A whole 19 working days before the UK transitions overnight away from one of the world’s most established trading relationships, with thousands of businesses still unprepared for the change, and British border posts and IT systems still not up and running, the Irish Taoiseach sat down with Boris Johnson to chat about fish.

According to today’s Irish Times, on Friday Micheál Martin “pointed out to the British prime minister, this idea of dividing lines across the seas and saying, ‘this is our fish and that’s your fish’ – I mean, the seas don’t operate like that”.

The fact that fish is still even on the table given its most minor of economic contributions is often thought to be a smokescreen, a means to make the EU look unreasonable and draw attention away from the more fundamental issues of state aid and the level playing field.

In one way or another, the two will have to balance against each other – if the UK is to make significant concessions on the level playing field it will insist on big EU concessions on fish – but while the former is reportedly seen as the ‘real’ obstacle as far as the EU is concerned, when it comes to selling this deal to the British public, it is also the easiest to fudge.

Red herrings: fish category report 2020

This is because – somewhat assumptively of course – that in the midst of a pandemic and with Christmas planning underway, most people in the UK seem unlikely to either understand, or care, about the level playing field, a technical and largely esoteric concept that does not lend itself to clear and obvious impacts on day-to-day lives.

Fish, on the other hand, in the context of these negotiations, can be sold as clear cut. It involves quotas and therefore numbers, easily translatable into a trade deal ‘win’ or a ‘loss’. When the EU reportedly offered to return 18% of fish caught in UK waters last week, the inequity was clear. “They should give us back all our fish,” go the cries.
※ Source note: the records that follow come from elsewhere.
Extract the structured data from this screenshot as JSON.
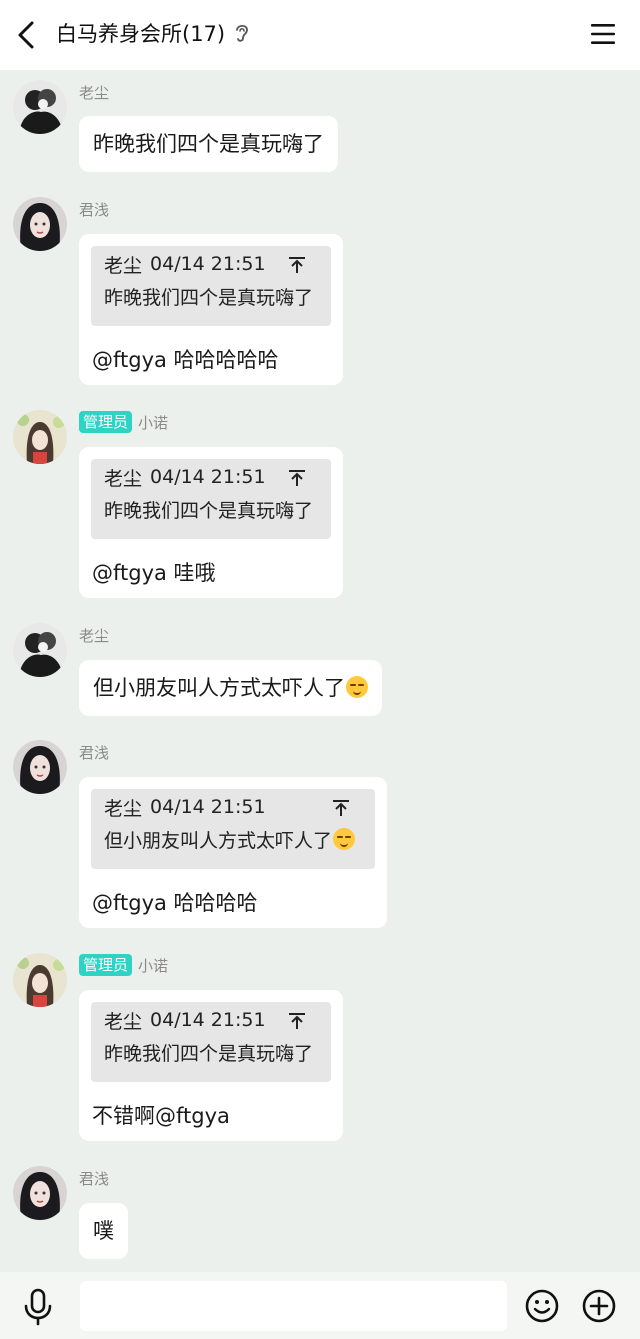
{
  "header": {
    "title": "白马养身会所(17)",
    "back_icon": "chevron-left-icon",
    "ear_icon": "ear-icon",
    "menu_icon": "hamburger-menu-icon"
  },
  "messages": [
    {
      "name": "老尘",
      "text": "昨晚我们四个是真玩嗨了"
    },
    {
      "name": "君浅",
      "quote": {
        "author": "老尘",
        "time": "04/14 21:51",
        "text": "昨晚我们四个是真玩嗨了"
      },
      "reply": "@ftgya 哈哈哈哈哈"
    },
    {
      "badge": "管理员",
      "name": "小诺",
      "quote": {
        "author": "老尘",
        "time": "04/14 21:51",
        "text": "昨晚我们四个是真玩嗨了"
      },
      "reply": "@ftgya 哇哦"
    },
    {
      "name": "老尘",
      "text": "但小朋友叫人方式太吓人了",
      "emoji": "relieved-face-emoji"
    },
    {
      "name": "君浅",
      "quote": {
        "author": "老尘",
        "time": "04/14 21:51",
        "text": "但小朋友叫人方式太吓人了",
        "emoji": "relieved-face-emoji"
      },
      "reply": "@ftgya 哈哈哈哈"
    },
    {
      "badge": "管理员",
      "name": "小诺",
      "quote": {
        "author": "老尘",
        "time": "04/14 21:51",
        "text": "昨晚我们四个是真玩嗨了"
      },
      "reply": "不错啊@ftgya"
    },
    {
      "name": "君浅",
      "text": "噗"
    }
  ],
  "input_bar": {
    "placeholder": "",
    "mic_icon": "microphone-icon",
    "emoji_icon": "smiley-icon",
    "plus_icon": "plus-circle-icon"
  },
  "colors": {
    "background": "#ecf0ec",
    "bubble": "#ffffff",
    "quote_background": "#e6e6e6",
    "admin_badge": "#2ed3c5",
    "name_text": "#8a8a8a"
  }
}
Perhaps for this reason the UK is far less able to budge on fish than would seem at all reasonable. Because for millions of people across the UK who abandoned caring about Brexit long ago, fish will be an easy, clean-cut barometer on which the UK’s deal will be judged.